● **Task instructions**
Check each line of the records below and collect those that include the word "icon".

• • • •

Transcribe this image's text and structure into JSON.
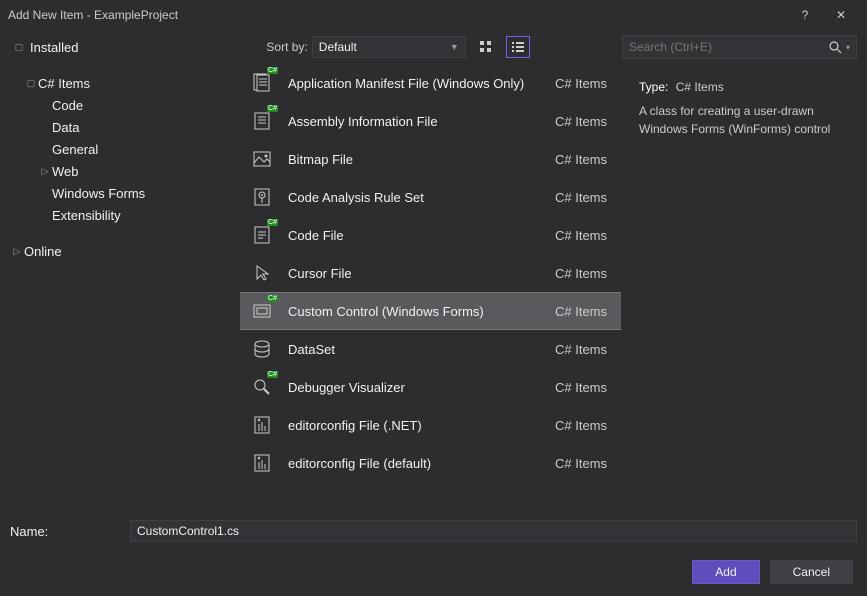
{
  "window": {
    "title": "Add New Item - ExampleProject",
    "help_tooltip": "?",
    "close_tooltip": "✕"
  },
  "toolbar": {
    "installed_label": "Installed",
    "sort_by_label": "Sort by:",
    "sort_by_value": "Default",
    "search_placeholder": "Search (Ctrl+E)"
  },
  "tree": {
    "items": [
      {
        "label": "C# Items",
        "expandable": true,
        "expanded": true,
        "indent": 1
      },
      {
        "label": "Code",
        "expandable": false,
        "indent": 2
      },
      {
        "label": "Data",
        "expandable": false,
        "indent": 2
      },
      {
        "label": "General",
        "expandable": false,
        "indent": 2
      },
      {
        "label": "Web",
        "expandable": true,
        "expanded": false,
        "indent": 2
      },
      {
        "label": "Windows Forms",
        "expandable": false,
        "indent": 2
      },
      {
        "label": "Extensibility",
        "expandable": false,
        "indent": 2
      }
    ],
    "online_label": "Online"
  },
  "templates": [
    {
      "label": "Application Manifest File (Windows Only)",
      "cat": "C# Items",
      "icon": "manifest",
      "csbadge": true
    },
    {
      "label": "Assembly Information File",
      "cat": "C# Items",
      "icon": "assembly",
      "csbadge": true
    },
    {
      "label": "Bitmap File",
      "cat": "C# Items",
      "icon": "bitmap"
    },
    {
      "label": "Code Analysis Rule Set",
      "cat": "C# Items",
      "icon": "ruleset"
    },
    {
      "label": "Code File",
      "cat": "C# Items",
      "icon": "codefile",
      "csbadge": true
    },
    {
      "label": "Cursor File",
      "cat": "C# Items",
      "icon": "cursor"
    },
    {
      "label": "Custom Control (Windows Forms)",
      "cat": "C# Items",
      "icon": "customcontrol",
      "csbadge": true,
      "selected": true
    },
    {
      "label": "DataSet",
      "cat": "C# Items",
      "icon": "dataset"
    },
    {
      "label": "Debugger Visualizer",
      "cat": "C# Items",
      "icon": "debugvis",
      "csbadge": true
    },
    {
      "label": "editorconfig File (.NET)",
      "cat": "C# Items",
      "icon": "editorconfig"
    },
    {
      "label": "editorconfig File (default)",
      "cat": "C# Items",
      "icon": "editorconfig"
    }
  ],
  "description": {
    "type_label": "Type:",
    "type_value": "C# Items",
    "text": "A class for creating a user-drawn Windows Forms (WinForms) control"
  },
  "name_field": {
    "label": "Name:",
    "value": "CustomControl1.cs"
  },
  "buttons": {
    "add": "Add",
    "cancel": "Cancel"
  }
}
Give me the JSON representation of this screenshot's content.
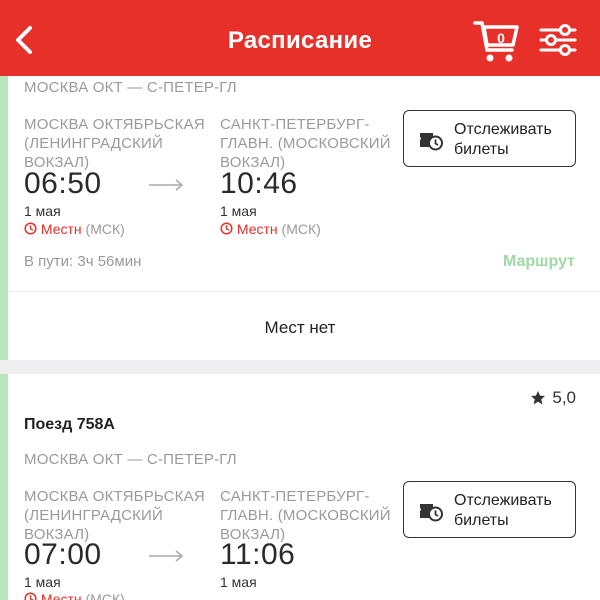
{
  "header": {
    "title": "Расписание",
    "cart_count": "0",
    "accent_color": "#e7302a"
  },
  "trains": [
    {
      "route": "МОСКВА ОКТ — С-ПЕТЕР-ГЛ",
      "departure": {
        "station": [
          "МОСКВА ОКТЯБРЬСКАЯ",
          "(ЛЕНИНГРАДСКИЙ",
          "ВОКЗАЛ)"
        ],
        "time": "06:50",
        "date": "1 мая",
        "tz_label": "Местн",
        "tz_zone": "(МСК)"
      },
      "arrival": {
        "station": [
          "САНКТ-ПЕТЕРБУРГ-",
          "ГЛАВН. (МОСКОВСКИЙ",
          "ВОКЗАЛ)"
        ],
        "time": "10:46",
        "date": "1 мая",
        "tz_label": "Местн",
        "tz_zone": "(МСК)"
      },
      "track_button": [
        "Отслеживать",
        "билеты"
      ],
      "travel_time": "В пути: 3ч 56мин",
      "route_link": "Маршрут",
      "seats_status": "Мест нет"
    },
    {
      "rating": "5,0",
      "train_name": "Поезд 758А",
      "route": "МОСКВА ОКТ — С-ПЕТЕР-ГЛ",
      "departure": {
        "station": [
          "МОСКВА ОКТЯБРЬСКАЯ",
          "(ЛЕНИНГРАДСКИЙ",
          "ВОКЗАЛ)"
        ],
        "time": "07:00",
        "date": "1 мая",
        "tz_label": "Местн",
        "tz_zone": "(МСК)"
      },
      "arrival": {
        "station": [
          "САНКТ-ПЕТЕРБУРГ-",
          "ГЛАВН. (МОСКОВСКИЙ",
          "ВОКЗАЛ)"
        ],
        "time": "11:06",
        "date": "1 мая"
      },
      "track_button": [
        "Отслеживать",
        "билеты"
      ]
    }
  ]
}
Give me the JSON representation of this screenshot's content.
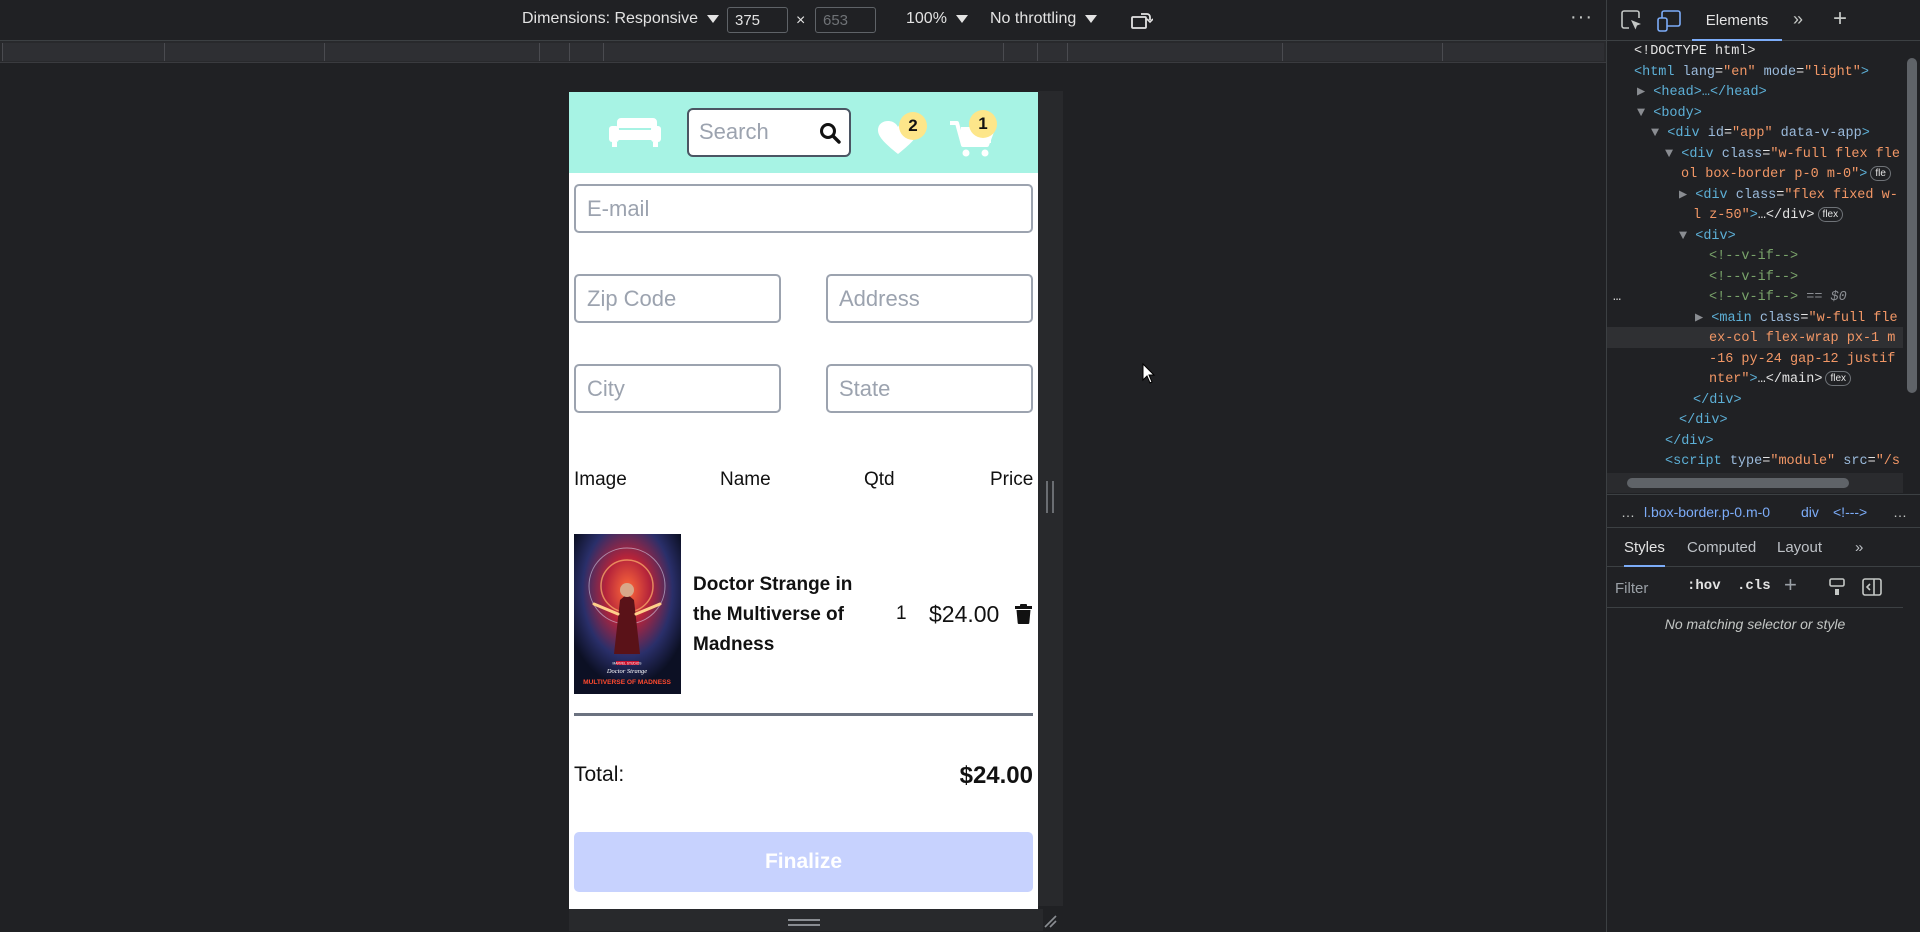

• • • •

● **Answer section**
      "icon": "manifest",
      "icon": "assembly",
      "icon": "bitmap"
      "icon": "ruleset"
      "icon": "codefile",
      "icon": "cursor"
      "icon": "customcontrol",
      "icon": "dataset"
      "icon": "debugvis",
      "icon": "editorconfig"
      "icon": "editorconfig"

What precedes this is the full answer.